From there our folder would now have the necessary permissions for users in the specific security group(s) to make changes.

We enable Access-based Enumeration on _all_ shares we deploy by default. This means that users that are not in the above assigned security group(s) will not see the folder in their File Explorer.

One of the warning signs that the above process was not followed will be for domain admin or local admin accounts to get a UAC prompt when navigating the physical folder set.

As a rule we follow a trunk –> branch –> leaf structure for our folders. All users have a single point of entry with some subfolders having their inheritance blocked.

From there we prefer to _not_ disinherit any further down-level folders unless absolutely necessary because that inevitably leads to access issues and/or permissions corruption.

Philip Elder
Microsoft Cluster MVP
Co-Author: SBS 2008 Blueprint Book

Friday 16 October 2015

E-mail NDR: #5.1.1 SMTP; 550 Rejecting for Sender Policy Framework (SPF too many lookups)

One of our clients was having issues sending an e-mail to one of our regional ISP’s e-mail servers.

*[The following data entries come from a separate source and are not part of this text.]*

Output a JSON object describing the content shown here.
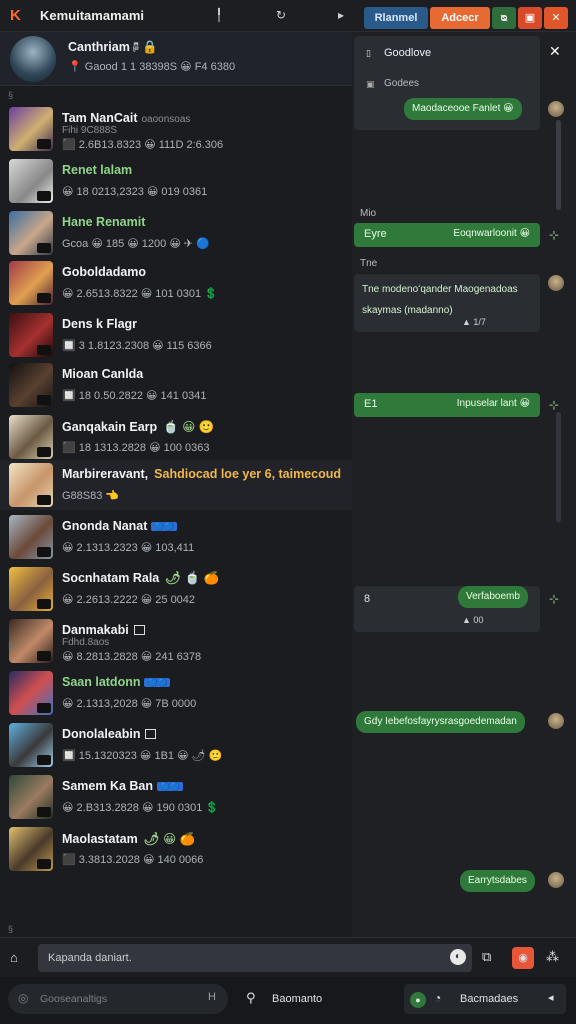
{
  "titlebar": {
    "title": "Kemuitamamami",
    "buttons": [
      "Rlanmel",
      "Adcecr"
    ]
  },
  "pinned": {
    "name": "Canthriam",
    "name_suffix": "🖗 🔒",
    "meta_prefix": "📍",
    "meta": "Gaood 1 1 38398S 😀 F4 6380"
  },
  "sections": [
    "§",
    "§",
    "§"
  ],
  "chats": [
    {
      "name": "Tam NanCait",
      "sub": "oaoonsoas",
      "line2": "Fihi 9C888S",
      "meta": "⬛ 2.6B13.8323 😀 111D 2:6.306"
    },
    {
      "name": "Renet lalam",
      "meta": "😀 18 0213,2323 😀 019 0361",
      "green": true
    },
    {
      "name": "Hane Renamit",
      "meta": "Gcoa 😀 185 😀 1200 😀 ✈ 🔵",
      "green": true
    },
    {
      "name": "Goboldadamo",
      "meta": "😀 2.6513.8322 😀 101 0301 💲"
    },
    {
      "name": "Dens k Flagr",
      "meta": "🔲 3 1.8123.2308 😀 115 6366"
    },
    {
      "name": "Mioan Canlda",
      "meta": "🔲 18 0.50.2822 😀 141 0341"
    },
    {
      "name": "Ganqakain Earp",
      "name_extra": "🍵 😀 🙂",
      "meta": "⬛ 18 1313.2828 😀 100 0363"
    },
    {
      "name": "Marbireravant,",
      "name_extra": "Sahdiocad loe yer 6, taimecoud",
      "meta": "G88S83 👈"
    },
    {
      "name": "Gnonda Nanat",
      "tag": "🔵🔵",
      "meta": "😀 2.1313.2323 😀 103,411"
    },
    {
      "name": "Socnhatam Rala",
      "name_extra": "🌶 🍵 🍊",
      "meta": "😀 2.2613.2222 😀 25 0042"
    },
    {
      "name": "Danmakabi",
      "line2": "Fdhd.8aos",
      "meta": "😀 8.2813.2828 😀 241 6378",
      "sq": true
    },
    {
      "name": "Saan latdonn",
      "tag": "🔵🔵",
      "meta": "😀 2.1313,2028 😀 7B 0000",
      "green": true
    },
    {
      "name": "Donolaleabin",
      "meta": "🔲 15.1320323 😀 1B1 😀 🌶 🙂",
      "sq": true
    },
    {
      "name": "Samem Ka Ban",
      "tag": "🔵🔵",
      "meta": "😀 2.B313.2828 😀 190 0301 💲"
    },
    {
      "name": "Maolastatam",
      "name_extra": "🌶 😀 🍊",
      "meta": "⬛ 3.3813.2028 😀 140 0066"
    }
  ],
  "panel": {
    "title": "Goodlove",
    "subtitle": "Godees",
    "label_mio": "Mio",
    "label_ine": "Tne",
    "messages": [
      {
        "text": "Maodaceooe Fanlet 😀",
        "type": "out"
      },
      {
        "left": "Eyre",
        "text": "Eoqnwarloonit 😀",
        "type": "card"
      },
      {
        "text": "Tne modenoʻqander Maogenadoas skaymas (madanno)",
        "type": "card-long",
        "status": "▲ 1/7"
      },
      {
        "left": "E1",
        "text": "Inpuselar lant 😀",
        "type": "card"
      },
      {
        "left": "8",
        "text": "Verfaboemb",
        "type": "card",
        "status": "▲ 00"
      },
      {
        "text": "Gdy Iebefosfayrysrasgoedemadan",
        "type": "out"
      },
      {
        "text": "Earrytsdabes",
        "type": "out"
      }
    ]
  },
  "composer": {
    "placeholder": "Kapanda daniart."
  },
  "statusbar": {
    "search": "Gooseanaltigs",
    "search_end": "H",
    "mid": "Baomanto",
    "right": "Bacmadaes"
  },
  "colors": {
    "accent_orange": "#e66a32",
    "accent_blue": "#2a5a8a",
    "bubble_green": "#2f7a3a"
  }
}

  • Remote Server returned ‘< #5.1.1 SMTP; 550 Rejecting for Sender Policy Framework>’
    • SPF too many lookups

There was no further information. The specifics came from a very helpful mail technician at the ISP.

So, we started to dig around and came up with the following:

A ticket went through Third Tier’s Help Desk this week that was based on this problem with Dave Shakelford pointing to the following blog post:

So, what does all of this mean?

It means that we need to make sure all of our clients that send mail via an ISP SMTP server, third party sanitation and continuity service, or mail hosting service need to have a correct SPF record in place.

As the JangoMail blog post makes clear, we may have to jump through a few hoops to get it right, but get it right we must as our client’s mail is critical to their business.

Philip Elder
Microsoft Cluster MVP
Co-Author: SBS 2008 Blueprint Book